Funding: NIAAA R01 AA11279
Medical model programs are in general more expensive than nonclinical orientations, such as the social model approach, although the effectiveness and cost of medical versus social model day treatment have not been assessed. Given the range and severity of problems commonly found among alcohol treatment clients, a question remains of what is the optimum approach for rehabilitation and whether this differs by gender, ethnicity, and psychiatric comorbidity. This study undertook a controlled, random assignment comparison of two approaches to day treatment—the medical model and the social model—in real world” agencies serving a heterogenous population reflective of many urban communities of individuals seeking help for their drinking.
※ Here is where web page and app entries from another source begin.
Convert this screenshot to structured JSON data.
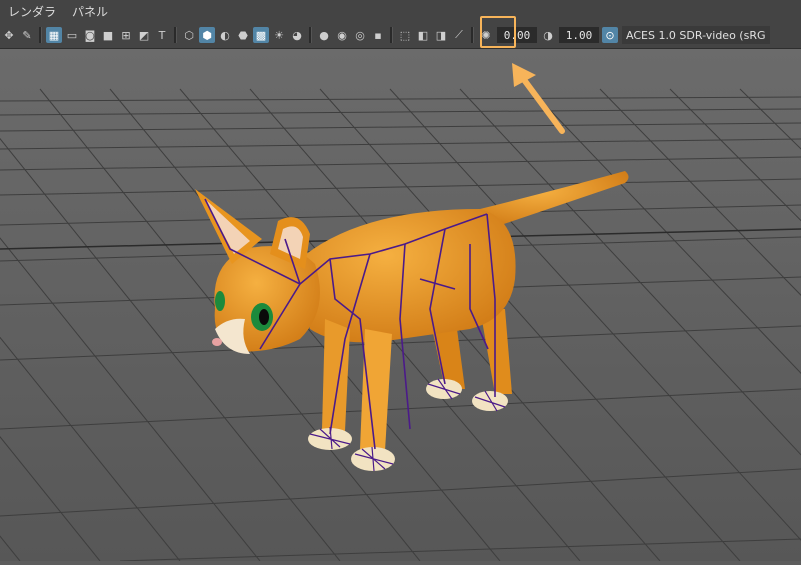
{
  "menubar": {
    "items": [
      "レンダラ",
      "パネル"
    ]
  },
  "toolbar": {
    "exposure_value": "0.00",
    "gamma_value": "1.00",
    "colorspace_label": "ACES 1.0 SDR-video (sRG",
    "icons": [
      "move-icon",
      "pencil-icon",
      "grid-icon",
      "film-gate-icon",
      "resolution-gate-icon",
      "gate-mask-icon",
      "field-chart-icon",
      "safe-action-icon",
      "safe-title-icon",
      "wireframe-icon",
      "smooth-shade-icon",
      "default-material-icon",
      "textured-icon",
      "xray-icon",
      "lights-icon",
      "shadows-icon",
      "ambient-occlusion-icon",
      "motion-blur-icon",
      "anti-alias-icon",
      "isolate-select-icon",
      "xray-joints-icon",
      "joint-display-icon",
      "exposure-icon",
      "gamma-icon",
      "color-management-icon"
    ]
  },
  "colors": {
    "accent_highlight": "#f7b45a",
    "active_button": "#5285a6",
    "cat_body": "#e7941f",
    "skeleton": "#4b1a8a"
  }
}
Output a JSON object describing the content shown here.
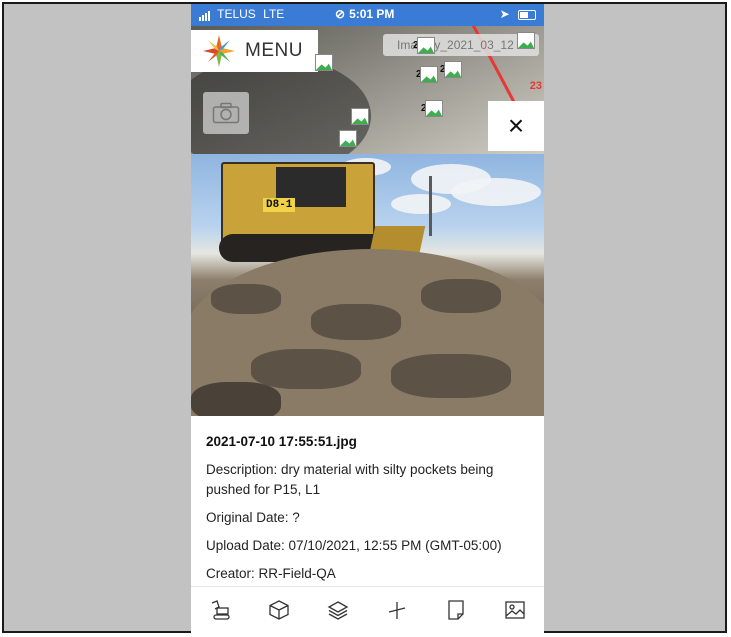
{
  "status_bar": {
    "carrier": "TELUS",
    "network": "LTE",
    "time": "5:01 PM"
  },
  "map": {
    "menu_label": "MENU",
    "layer_chip": "Imagery_2021_03_12",
    "route_label": "23",
    "markers": [
      {
        "count": "2"
      },
      {
        "count": "2"
      },
      {
        "count": "2"
      },
      {
        "count": ""
      },
      {
        "count": ""
      },
      {
        "count": ""
      }
    ],
    "close_symbol": "×"
  },
  "photo": {
    "machine_tag": "D8-1"
  },
  "details": {
    "filename": "2021-07-10 17:55:51.jpg",
    "description": "Description: dry material with silty pockets being pushed for P15, L1",
    "original_date": "Original Date: ?",
    "upload_date": "Upload Date: 07/10/2021, 12:55 PM (GMT-05:00)",
    "creator": "Creator: RR-Field-QA"
  },
  "toolbar": {
    "items": [
      {
        "icon": "excavator-icon"
      },
      {
        "icon": "cube-icon"
      },
      {
        "icon": "layers-icon"
      },
      {
        "icon": "measure-icon"
      },
      {
        "icon": "note-icon"
      },
      {
        "icon": "image-icon"
      }
    ]
  },
  "colors": {
    "status_bar": "#3a7bd5",
    "frame_bg": "#c2c2c2",
    "route_red": "#e53935",
    "marker_green": "#3cae4e"
  }
}
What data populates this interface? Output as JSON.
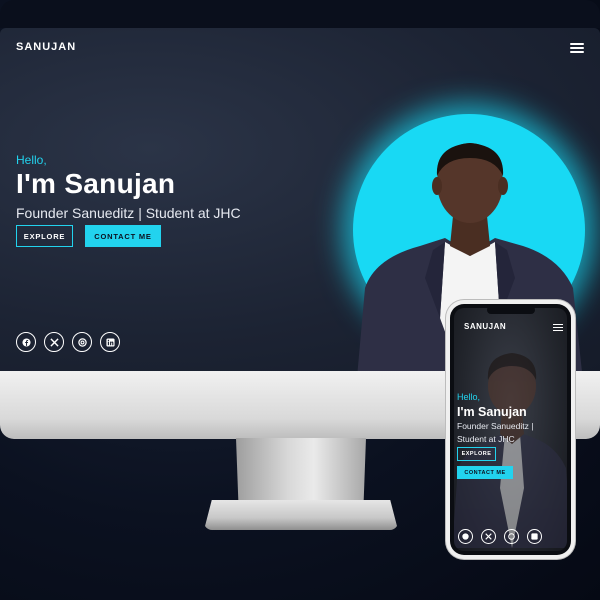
{
  "site": {
    "brand": "SANUJAN"
  },
  "hero": {
    "hello": "Hello,",
    "headline": "I'm Sanujan",
    "tagline": "Founder Sanueditz | Student at JHC",
    "explore_label": "EXPLORE",
    "contact_label": "CONTACT ME"
  },
  "phone": {
    "brand": "SANUJAN",
    "hello": "Hello,",
    "headline": "I'm Sanujan",
    "tagline": "Founder Sanueditz | Student at JHC",
    "explore_label": "EXPLORE",
    "contact_label": "CONTACT ME"
  },
  "social_icons": [
    "facebook-icon",
    "x-icon",
    "threads-icon",
    "linkedin-icon"
  ],
  "colors": {
    "accent": "#22d3ee",
    "background": "#1c2333",
    "text": "#ffffff"
  }
}
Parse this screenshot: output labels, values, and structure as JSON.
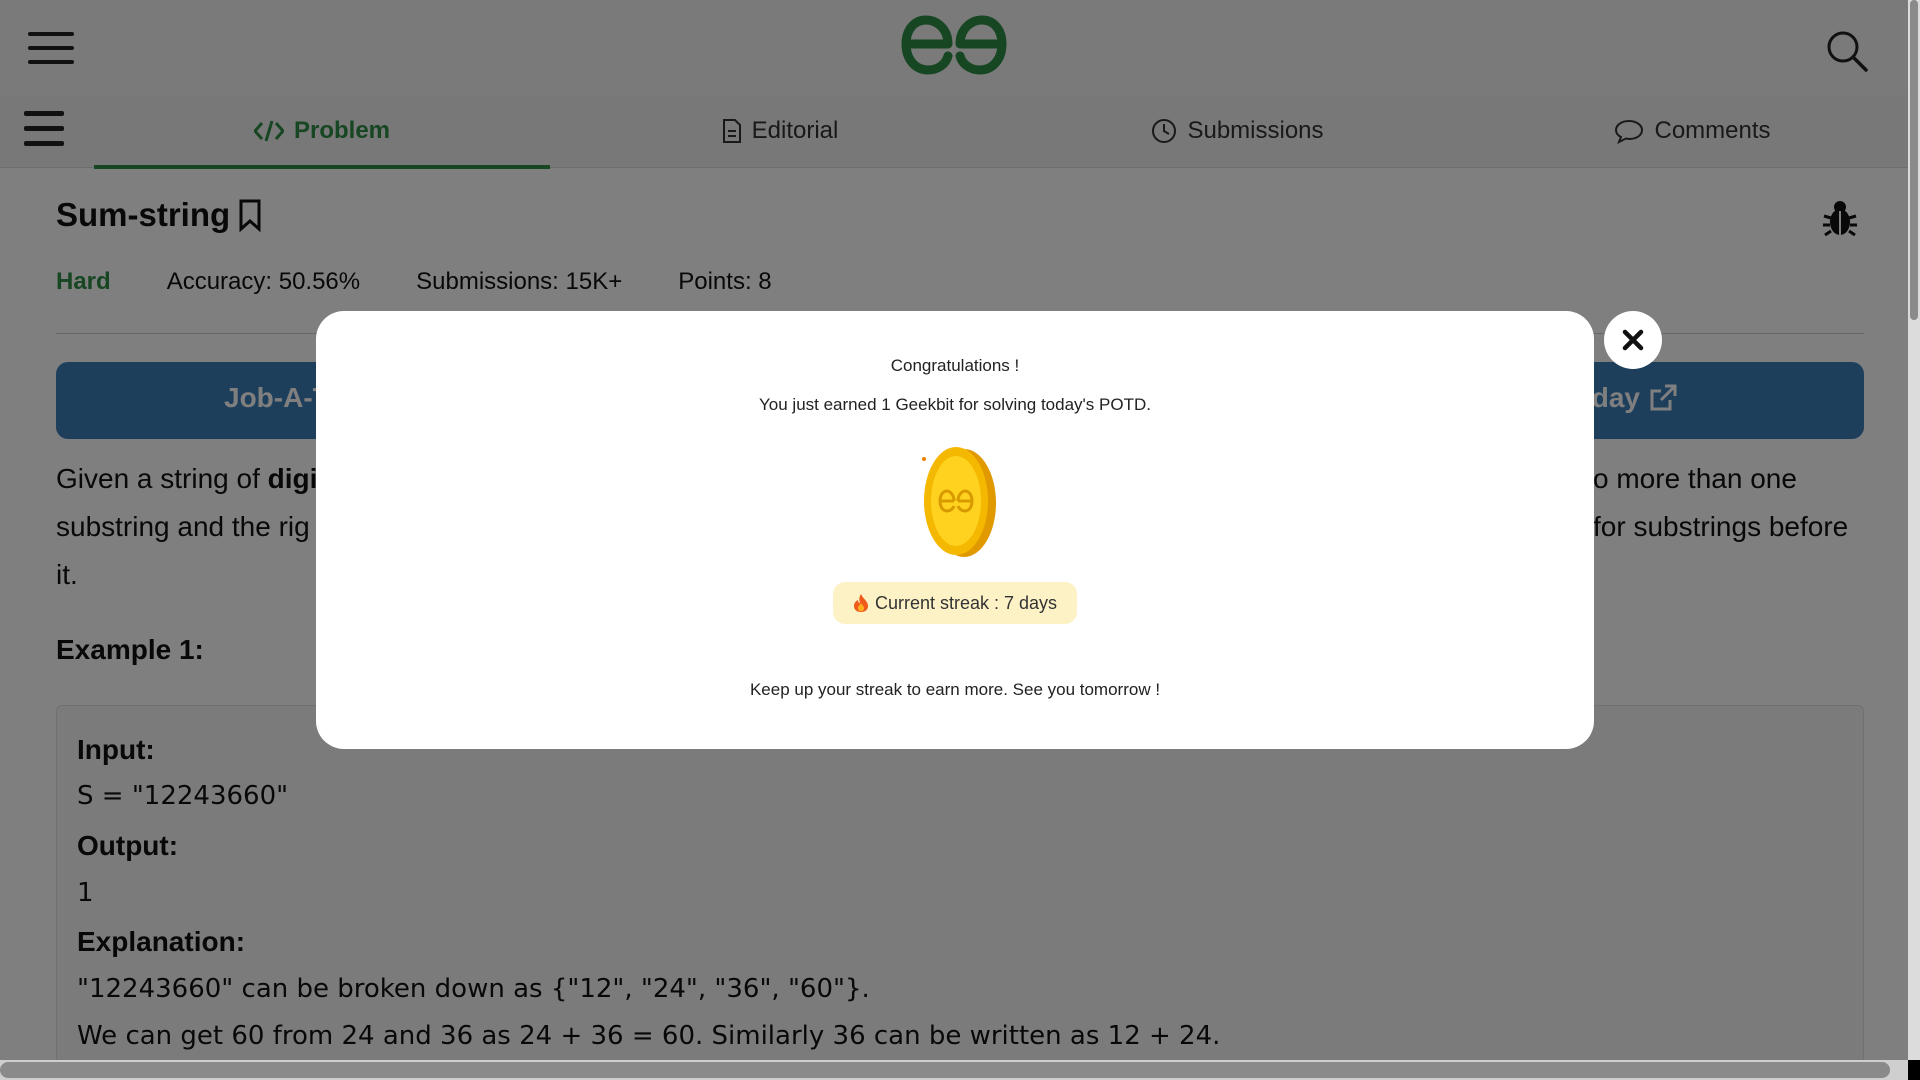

Using an intent to treat model the study compared the effects of day medical model treatment and day social model treatment during the course of the care provided. It investigated differences in the approach taken to substance abuse treatment at the two programs including the number and content of scheduled activities and services received the role of staff and areas stressed by the respective orientations. It compared post-treatment outcome and improvement rates in the areas of abstinence and alcohol consumption and drug use levels of medical and psychiatric problems levels of employment legal and family/social problems and supportiveness of social networks towards abstinence and considers utilization of corresponding health and social services. The study aimed to identify patient characteristics associated with successful treatment outcomes in each program orientation and aspects of treatment associated with improvement at six and 12 months post-treatment. Finally it compared the costs of day medical model and day social model treatment and assesses relative cost and effectiveness of the two programs.